The site, the Duggal Greenhouse, once thrummed with workers assembling components for the most sophisticated warships in the world.
Now, it is a clean, well-lighted space rented out to investment banks and pop stars. Beyoncé and Madonna have rehearsed there.
From a distance, that evolution may seem like another attempt to put lipstick on a fading industrial legacy.
But upon closer inspection, the Greenhouse is part of a concerted effort by New York City officials and a collection of entrepreneurs to revive a historic hub of American enterprise: the Brooklyn Navy Yard.
The Brooklyn Navy Yard was built in 1801 and now, more than 200 years later, it’s having quite the renaissance.
President John Adams authorized the creation of the Brooklyn Navy Yard, and four other shipyards throughout the young U.S., at the very end of his presidency. The shipyards employed as many as 70,000 people during World War 2 and were shuttered a couple of decades later by Secretary of Defense Robert McNamara.
In the ’70s, the Navy Yard reopened, but struggled. Two times, large maritime companies came in, brought jobs, and then closed down.
In the 1980s, New York City Mayor Ed Koch tried again to revitalize the space with the Brooklyn Navy Yard Development Corporation.

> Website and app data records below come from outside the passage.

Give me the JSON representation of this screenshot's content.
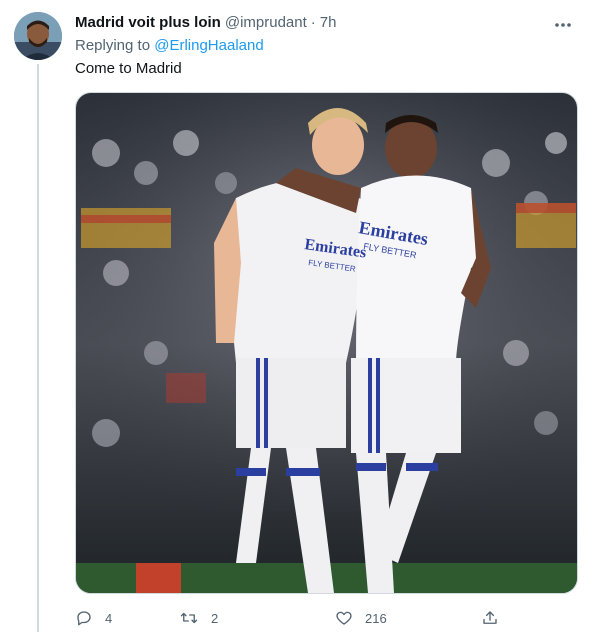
{
  "tweet": {
    "display_name": "Madrid voit plus loin",
    "handle": "@imprudant",
    "separator": "·",
    "time": "7h",
    "replying_prefix": "Replying to",
    "replying_to": "@ErlingHaaland",
    "text": "Come to Madrid"
  },
  "media": {
    "jersey_sponsor_1": "Emirates",
    "jersey_sponsor_1_sub": "FLY BETTER",
    "jersey_sponsor_2": "Emirates",
    "jersey_sponsor_2_sub": "FLY BETTER"
  },
  "actions": {
    "reply_count": "4",
    "retweet_count": "2",
    "like_count": "216",
    "icons": [
      "reply-icon",
      "retweet-icon",
      "like-icon",
      "share-icon"
    ]
  },
  "colors": {
    "text_primary": "#0f1419",
    "text_secondary": "#536471",
    "link": "#1d9bf0",
    "divider": "#cfd9de"
  }
}
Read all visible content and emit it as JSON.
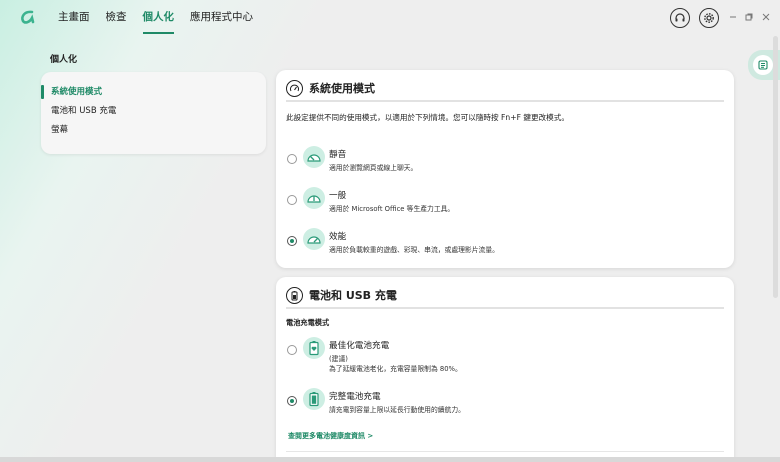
{
  "nav": {
    "items": [
      "主畫面",
      "檢查",
      "個人化",
      "應用程式中心"
    ],
    "active_index": 2
  },
  "window_controls": [
    "headset-icon",
    "gear-icon",
    "minimize",
    "restore",
    "close"
  ],
  "section_title": "個人化",
  "sidebar": {
    "items": [
      "系統使用模式",
      "電池和 USB 充電",
      "螢幕"
    ],
    "active_index": 0
  },
  "usage_mode": {
    "title": "系統使用模式",
    "description": "此設定提供不同的使用模式，以適用於下列情境。您可以隨時按 Fn+F 鍵更改模式。",
    "options": [
      {
        "title": "靜音",
        "subtitle": "適用於瀏覽網頁或線上聊天。",
        "selected": false
      },
      {
        "title": "一般",
        "subtitle": "適用於 Microsoft Office 等生產力工具。",
        "selected": false
      },
      {
        "title": "效能",
        "subtitle": "適用於負載較重的遊戲、彩現、串流，或處理影片流量。",
        "selected": true
      }
    ]
  },
  "battery": {
    "title": "電池和 USB 充電",
    "subheading": "電池充電模式",
    "options": [
      {
        "title": "最佳化電池充電",
        "subtitle1": "(建議)",
        "subtitle2": "為了延緩電池老化，充電容量限制為 80%。",
        "selected": false
      },
      {
        "title": "完整電池充電",
        "subtitle1": "請充電到容量上限以延長行動使用的續航力。",
        "subtitle2": "",
        "selected": true
      }
    ],
    "link": "查閱更多電池健康度資訊 >"
  },
  "colors": {
    "accent": "#1f8a67",
    "icon_bg": "#cdeee3"
  }
}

The Yard was broken down into smaller spaces and a more diverse group of tenants were brought in. By the late 1990s, 200 smaller and mid-sized businesses had moved in, bringing 3,000 jobs and lifting the occupancy rate to 98 percent.
Growth continued and in the first decade of the new millennium, the Yard became home to 275 businesses with 6,000 employees.
As the once iconic hub for manufacturing gets a second wind, two unlikely entrepreneurs are overhauling one of the old warehouses that sits along New York City’s East River.
What they hope is that the resulting collaborative workspace, called New Lab, will become an axis for the Brooklyn Navy Yard to orbit around as it continues to develop, grow and attract entrepreneurship.